And the winner is…

The results are in.  (If you’re just tuning in, we’ve had a little contest here at “Before I Quit My Day Job” in which readers were asked to provide an appropriate or creatively inappropriate response to the question “May I have your zip code?”)  After sorting through the excuses (“Teacher, my dogs ate my homework…seriously they woke me up by flipping my shoe back and forth to each other and that seriously deterred me from completing my assignment, can I have an extension?”), the conspiracy theories (“I am glad u explained why they—The Man— want zip codes.  Radio Shack asks too, even if you’re just getting batteries.  I feel like James Bond when I give them a fake one— well not a fake one, just not mine”) and the tales of woe from readers abroad (What happens to those people who don’t have zip codes? If I was in your shop, would you be unable to sell me anything?  My parents lived in Seattle for a bit, and my Dad had an alien card.
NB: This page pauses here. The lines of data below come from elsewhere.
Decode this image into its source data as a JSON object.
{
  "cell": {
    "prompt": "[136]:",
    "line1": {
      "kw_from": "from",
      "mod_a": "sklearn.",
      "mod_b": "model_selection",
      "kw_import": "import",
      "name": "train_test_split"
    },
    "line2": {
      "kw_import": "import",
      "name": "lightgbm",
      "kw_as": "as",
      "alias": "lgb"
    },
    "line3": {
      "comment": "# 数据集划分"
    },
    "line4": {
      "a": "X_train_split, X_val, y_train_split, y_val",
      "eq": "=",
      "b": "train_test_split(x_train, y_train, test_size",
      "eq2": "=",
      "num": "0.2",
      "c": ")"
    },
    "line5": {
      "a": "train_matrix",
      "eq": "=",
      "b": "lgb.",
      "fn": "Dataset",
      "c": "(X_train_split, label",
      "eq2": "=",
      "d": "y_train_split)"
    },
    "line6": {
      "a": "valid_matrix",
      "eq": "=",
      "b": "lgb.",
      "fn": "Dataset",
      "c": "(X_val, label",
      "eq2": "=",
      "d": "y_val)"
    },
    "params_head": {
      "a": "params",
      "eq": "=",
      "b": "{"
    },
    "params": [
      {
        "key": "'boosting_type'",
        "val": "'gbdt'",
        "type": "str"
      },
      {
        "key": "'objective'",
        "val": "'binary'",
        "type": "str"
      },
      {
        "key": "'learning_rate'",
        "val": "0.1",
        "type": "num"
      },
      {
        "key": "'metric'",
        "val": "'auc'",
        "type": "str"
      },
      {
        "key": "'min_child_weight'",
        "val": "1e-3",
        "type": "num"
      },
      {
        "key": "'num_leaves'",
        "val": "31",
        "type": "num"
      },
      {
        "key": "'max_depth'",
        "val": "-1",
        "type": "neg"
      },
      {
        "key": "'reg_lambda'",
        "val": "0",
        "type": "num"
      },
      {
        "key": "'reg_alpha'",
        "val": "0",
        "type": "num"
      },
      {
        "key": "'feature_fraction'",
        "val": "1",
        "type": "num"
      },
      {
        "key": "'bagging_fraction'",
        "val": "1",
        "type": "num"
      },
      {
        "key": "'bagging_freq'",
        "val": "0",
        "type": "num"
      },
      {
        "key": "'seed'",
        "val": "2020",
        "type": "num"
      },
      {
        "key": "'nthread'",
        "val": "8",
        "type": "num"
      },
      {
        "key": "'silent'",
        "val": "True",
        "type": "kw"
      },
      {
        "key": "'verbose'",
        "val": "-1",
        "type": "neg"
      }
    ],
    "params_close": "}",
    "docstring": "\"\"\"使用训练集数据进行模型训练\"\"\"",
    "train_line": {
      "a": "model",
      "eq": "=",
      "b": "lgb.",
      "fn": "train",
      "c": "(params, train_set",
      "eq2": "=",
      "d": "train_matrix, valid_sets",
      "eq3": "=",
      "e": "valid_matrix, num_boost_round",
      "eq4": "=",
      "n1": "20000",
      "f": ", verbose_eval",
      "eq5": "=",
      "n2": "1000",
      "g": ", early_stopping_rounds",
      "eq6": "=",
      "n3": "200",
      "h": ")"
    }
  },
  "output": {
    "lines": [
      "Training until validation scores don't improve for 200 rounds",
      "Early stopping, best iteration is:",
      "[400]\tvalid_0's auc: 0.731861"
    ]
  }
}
He’s …

The Miseries of Mass Transit

Today’s to-do list required a trip to Temple University, which required braving the underbelly of the South Eastern Pennsylvania Transit Authority.  Otherwise known as SEPTA, or f*cking SEPTA to the majority of the population, SEPTA is the crown jewel of Philadelphia’s civic disasters (proposed casino’s along the riverfront are up there as well, right beside closing public libraries to balance the city’s budget). It’s not just the smell, although the Federal and Ellsworth station was sporting a particularly delightful blend of urine and citrus this morning, or the lack of transit options in South Philly.  It’s the sheer impossibility of navigating SEPTA that leaves me wondering how anyone gets anywhere. You could accuse me of sub-standard subway intelligence— I was, after all, on my way to meet with the director of Temple’s Dance Department to discuss an article she invited me to write on dance and cultural studies.  This would suggest I’m something of a bookworm, which would in turn suggest that I am lacking in street smarts (and therefore prone to confusion when faced …